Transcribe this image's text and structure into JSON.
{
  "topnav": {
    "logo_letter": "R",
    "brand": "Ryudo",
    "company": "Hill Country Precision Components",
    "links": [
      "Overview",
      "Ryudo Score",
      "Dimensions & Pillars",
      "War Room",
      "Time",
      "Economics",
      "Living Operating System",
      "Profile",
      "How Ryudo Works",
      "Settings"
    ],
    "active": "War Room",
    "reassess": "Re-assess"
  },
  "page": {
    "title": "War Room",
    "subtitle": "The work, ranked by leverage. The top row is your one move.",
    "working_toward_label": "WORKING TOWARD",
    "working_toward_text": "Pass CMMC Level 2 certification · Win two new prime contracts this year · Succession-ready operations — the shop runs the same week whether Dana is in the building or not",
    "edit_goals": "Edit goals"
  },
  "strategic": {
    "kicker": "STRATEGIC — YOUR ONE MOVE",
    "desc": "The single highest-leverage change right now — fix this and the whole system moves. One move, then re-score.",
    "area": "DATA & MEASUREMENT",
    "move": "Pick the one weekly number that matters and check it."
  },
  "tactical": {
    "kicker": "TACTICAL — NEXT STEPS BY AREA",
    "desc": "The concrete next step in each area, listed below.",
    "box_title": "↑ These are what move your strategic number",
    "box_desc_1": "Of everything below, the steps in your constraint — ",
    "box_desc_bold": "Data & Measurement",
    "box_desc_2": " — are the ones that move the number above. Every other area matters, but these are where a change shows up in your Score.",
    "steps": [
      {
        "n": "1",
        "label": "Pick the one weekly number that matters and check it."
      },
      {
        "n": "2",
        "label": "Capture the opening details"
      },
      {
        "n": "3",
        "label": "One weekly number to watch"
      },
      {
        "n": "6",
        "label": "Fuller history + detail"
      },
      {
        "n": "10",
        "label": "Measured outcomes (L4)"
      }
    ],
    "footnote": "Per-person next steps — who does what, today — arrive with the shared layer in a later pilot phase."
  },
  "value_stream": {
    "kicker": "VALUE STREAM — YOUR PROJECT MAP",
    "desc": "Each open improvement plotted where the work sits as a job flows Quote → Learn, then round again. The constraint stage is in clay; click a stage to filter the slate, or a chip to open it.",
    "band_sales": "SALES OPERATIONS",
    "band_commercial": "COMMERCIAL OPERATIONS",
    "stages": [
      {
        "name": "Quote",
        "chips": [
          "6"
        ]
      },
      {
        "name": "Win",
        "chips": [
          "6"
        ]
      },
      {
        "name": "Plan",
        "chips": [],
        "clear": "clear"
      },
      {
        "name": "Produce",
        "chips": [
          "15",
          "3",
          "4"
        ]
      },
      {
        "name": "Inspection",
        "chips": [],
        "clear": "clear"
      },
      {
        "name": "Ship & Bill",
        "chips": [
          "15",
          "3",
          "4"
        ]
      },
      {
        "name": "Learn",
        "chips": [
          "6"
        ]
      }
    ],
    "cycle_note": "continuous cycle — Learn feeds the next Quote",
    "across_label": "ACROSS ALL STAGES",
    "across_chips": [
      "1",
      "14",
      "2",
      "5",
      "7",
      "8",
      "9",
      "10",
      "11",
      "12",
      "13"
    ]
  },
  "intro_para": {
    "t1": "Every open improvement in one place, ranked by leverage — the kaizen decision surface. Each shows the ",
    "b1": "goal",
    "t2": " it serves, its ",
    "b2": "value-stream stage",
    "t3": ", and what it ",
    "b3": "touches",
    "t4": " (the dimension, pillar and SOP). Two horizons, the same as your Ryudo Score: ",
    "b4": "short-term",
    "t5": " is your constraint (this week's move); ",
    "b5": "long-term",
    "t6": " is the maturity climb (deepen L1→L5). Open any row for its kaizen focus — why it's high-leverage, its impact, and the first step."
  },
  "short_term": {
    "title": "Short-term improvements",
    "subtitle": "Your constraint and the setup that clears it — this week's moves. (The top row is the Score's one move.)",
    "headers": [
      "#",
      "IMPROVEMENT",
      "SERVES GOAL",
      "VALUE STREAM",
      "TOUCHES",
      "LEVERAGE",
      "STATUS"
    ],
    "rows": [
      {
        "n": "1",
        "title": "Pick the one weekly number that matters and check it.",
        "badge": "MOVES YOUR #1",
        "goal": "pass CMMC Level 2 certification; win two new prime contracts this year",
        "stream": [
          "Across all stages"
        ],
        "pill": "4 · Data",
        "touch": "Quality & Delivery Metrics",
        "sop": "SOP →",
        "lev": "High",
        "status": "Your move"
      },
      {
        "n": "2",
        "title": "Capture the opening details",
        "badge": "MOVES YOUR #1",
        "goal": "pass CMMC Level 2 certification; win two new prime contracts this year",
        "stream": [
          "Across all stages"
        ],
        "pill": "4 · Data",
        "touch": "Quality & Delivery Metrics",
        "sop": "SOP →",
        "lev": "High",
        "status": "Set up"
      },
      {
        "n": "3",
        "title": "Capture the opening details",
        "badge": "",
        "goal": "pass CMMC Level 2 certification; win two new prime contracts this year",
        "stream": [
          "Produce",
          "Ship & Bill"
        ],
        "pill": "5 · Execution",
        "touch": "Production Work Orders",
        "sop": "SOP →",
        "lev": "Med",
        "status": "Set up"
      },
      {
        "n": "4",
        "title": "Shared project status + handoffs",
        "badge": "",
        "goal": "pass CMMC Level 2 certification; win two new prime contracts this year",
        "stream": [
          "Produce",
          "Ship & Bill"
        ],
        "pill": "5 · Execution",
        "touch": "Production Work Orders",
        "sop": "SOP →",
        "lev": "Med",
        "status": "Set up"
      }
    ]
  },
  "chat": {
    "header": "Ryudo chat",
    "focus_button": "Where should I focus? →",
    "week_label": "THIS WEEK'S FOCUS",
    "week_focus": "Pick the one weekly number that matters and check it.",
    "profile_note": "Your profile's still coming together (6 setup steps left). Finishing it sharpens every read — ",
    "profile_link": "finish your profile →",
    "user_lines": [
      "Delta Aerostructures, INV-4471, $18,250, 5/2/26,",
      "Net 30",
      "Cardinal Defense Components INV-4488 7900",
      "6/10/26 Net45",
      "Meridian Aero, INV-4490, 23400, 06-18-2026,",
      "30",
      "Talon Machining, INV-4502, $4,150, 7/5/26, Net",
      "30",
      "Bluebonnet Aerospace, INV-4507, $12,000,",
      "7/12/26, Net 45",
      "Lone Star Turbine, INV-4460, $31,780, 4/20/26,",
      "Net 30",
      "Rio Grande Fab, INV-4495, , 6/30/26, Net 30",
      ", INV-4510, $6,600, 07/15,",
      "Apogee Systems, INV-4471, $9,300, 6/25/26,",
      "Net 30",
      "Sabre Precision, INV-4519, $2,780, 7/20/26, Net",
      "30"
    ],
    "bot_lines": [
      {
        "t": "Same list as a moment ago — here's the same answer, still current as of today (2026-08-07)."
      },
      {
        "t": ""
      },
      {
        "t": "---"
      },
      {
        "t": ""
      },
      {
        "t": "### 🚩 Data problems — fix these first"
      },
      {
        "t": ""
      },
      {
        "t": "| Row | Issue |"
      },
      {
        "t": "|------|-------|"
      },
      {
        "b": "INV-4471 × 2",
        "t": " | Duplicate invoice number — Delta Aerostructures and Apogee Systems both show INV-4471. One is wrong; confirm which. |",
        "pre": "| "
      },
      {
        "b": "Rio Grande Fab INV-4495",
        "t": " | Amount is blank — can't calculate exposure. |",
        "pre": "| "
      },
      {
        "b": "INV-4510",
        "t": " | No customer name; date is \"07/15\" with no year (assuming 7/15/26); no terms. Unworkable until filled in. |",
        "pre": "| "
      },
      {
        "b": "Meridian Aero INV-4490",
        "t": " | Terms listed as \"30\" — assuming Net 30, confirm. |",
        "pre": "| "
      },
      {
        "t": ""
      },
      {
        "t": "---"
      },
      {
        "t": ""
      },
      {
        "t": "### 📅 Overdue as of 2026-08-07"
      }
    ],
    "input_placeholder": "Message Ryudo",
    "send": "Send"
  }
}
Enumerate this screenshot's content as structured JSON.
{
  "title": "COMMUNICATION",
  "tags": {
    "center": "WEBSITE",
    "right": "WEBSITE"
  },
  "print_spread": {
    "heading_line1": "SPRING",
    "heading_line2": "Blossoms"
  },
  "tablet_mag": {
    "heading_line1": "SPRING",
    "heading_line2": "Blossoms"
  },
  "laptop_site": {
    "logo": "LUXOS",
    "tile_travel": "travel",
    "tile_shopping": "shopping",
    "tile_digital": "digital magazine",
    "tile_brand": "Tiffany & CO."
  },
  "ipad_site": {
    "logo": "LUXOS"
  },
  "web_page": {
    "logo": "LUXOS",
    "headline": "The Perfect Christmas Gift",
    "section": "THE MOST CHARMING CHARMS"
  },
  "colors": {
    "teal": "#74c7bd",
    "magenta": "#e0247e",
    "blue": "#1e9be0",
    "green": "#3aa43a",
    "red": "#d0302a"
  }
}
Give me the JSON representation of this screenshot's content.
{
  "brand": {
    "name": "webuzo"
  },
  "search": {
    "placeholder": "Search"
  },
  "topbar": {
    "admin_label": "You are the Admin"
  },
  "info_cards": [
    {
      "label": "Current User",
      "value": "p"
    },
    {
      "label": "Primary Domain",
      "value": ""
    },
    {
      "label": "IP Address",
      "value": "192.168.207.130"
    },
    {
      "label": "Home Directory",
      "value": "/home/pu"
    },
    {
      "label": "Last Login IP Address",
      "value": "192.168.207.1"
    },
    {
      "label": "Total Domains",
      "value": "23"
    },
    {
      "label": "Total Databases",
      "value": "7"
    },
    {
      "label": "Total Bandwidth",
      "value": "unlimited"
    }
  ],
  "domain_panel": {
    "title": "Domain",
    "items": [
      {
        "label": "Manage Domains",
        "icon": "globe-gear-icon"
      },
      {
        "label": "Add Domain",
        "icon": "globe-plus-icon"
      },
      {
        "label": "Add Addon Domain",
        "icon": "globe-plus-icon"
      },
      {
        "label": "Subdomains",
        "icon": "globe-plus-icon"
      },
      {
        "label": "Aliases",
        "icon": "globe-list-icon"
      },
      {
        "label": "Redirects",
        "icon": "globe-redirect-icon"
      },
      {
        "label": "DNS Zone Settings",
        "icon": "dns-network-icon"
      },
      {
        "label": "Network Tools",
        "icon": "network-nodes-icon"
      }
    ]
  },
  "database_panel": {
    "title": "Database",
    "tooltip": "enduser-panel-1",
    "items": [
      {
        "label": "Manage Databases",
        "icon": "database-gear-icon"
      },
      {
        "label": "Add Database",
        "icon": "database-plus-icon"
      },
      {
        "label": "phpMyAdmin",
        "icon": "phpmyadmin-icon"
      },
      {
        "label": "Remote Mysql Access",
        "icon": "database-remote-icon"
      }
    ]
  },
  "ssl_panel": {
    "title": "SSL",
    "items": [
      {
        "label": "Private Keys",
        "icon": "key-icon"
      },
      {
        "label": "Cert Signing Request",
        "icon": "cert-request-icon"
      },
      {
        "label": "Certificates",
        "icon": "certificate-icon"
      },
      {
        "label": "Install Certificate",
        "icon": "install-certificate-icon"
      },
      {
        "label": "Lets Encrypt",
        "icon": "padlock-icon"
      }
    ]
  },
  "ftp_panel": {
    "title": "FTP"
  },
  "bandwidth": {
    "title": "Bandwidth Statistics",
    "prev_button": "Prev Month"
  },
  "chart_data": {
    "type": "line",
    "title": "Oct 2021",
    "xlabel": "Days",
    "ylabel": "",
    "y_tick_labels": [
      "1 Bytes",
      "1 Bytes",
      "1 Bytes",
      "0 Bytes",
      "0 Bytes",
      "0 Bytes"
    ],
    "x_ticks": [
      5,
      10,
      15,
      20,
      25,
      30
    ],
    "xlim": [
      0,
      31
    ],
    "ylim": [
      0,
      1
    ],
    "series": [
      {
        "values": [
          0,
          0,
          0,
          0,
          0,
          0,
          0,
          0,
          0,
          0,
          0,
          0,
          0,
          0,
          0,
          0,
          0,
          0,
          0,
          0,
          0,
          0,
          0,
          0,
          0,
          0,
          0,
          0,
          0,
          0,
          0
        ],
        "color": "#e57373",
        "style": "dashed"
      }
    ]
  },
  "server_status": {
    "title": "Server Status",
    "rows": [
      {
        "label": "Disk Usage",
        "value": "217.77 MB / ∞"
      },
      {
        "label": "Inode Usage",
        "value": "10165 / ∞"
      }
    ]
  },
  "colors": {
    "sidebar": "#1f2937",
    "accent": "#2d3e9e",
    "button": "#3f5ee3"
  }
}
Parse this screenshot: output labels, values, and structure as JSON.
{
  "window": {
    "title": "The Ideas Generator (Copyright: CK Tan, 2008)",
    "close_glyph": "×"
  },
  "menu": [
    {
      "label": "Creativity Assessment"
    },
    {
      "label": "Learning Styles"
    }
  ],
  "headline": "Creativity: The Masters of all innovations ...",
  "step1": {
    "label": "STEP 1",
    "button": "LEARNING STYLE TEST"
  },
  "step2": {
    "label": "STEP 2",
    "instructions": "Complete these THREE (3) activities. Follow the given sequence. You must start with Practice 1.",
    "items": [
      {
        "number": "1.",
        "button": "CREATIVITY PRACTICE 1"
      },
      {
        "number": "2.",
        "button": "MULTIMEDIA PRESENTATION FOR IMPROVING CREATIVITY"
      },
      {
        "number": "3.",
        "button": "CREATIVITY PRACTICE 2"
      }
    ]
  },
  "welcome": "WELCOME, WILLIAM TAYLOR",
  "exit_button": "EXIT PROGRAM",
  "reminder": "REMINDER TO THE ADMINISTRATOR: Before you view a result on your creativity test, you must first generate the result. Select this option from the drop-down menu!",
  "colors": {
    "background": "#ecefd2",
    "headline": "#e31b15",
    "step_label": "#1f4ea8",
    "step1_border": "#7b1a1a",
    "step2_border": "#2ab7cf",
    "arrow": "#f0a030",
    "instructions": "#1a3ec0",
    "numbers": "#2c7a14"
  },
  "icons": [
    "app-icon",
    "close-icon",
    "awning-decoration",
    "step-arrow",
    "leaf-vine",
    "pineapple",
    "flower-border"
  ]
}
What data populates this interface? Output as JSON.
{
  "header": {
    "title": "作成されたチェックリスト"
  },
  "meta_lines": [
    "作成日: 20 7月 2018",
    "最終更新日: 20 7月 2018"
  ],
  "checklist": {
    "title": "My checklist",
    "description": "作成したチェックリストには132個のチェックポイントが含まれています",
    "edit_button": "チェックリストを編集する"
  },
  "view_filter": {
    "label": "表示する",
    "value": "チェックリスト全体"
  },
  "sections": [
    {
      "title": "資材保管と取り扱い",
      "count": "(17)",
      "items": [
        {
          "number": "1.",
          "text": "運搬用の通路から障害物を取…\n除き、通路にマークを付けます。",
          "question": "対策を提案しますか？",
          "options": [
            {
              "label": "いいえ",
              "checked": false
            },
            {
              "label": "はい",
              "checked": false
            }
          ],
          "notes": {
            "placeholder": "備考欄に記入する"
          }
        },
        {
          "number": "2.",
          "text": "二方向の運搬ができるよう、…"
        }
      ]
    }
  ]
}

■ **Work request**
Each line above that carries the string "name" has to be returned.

■ **Solution**
        "name": "Quote",
        "name": "Win",
        "name": "Plan",
        "name": "Produce",
        "name": "Inspection",
        "name": "Ship & Bill",
        "name": "Learn",
        "t": " | No customer name; date is \"07/15\" with no year (assuming 7/15/26); no terms. Unworkable until filled in. |",
    "name": "webuzo"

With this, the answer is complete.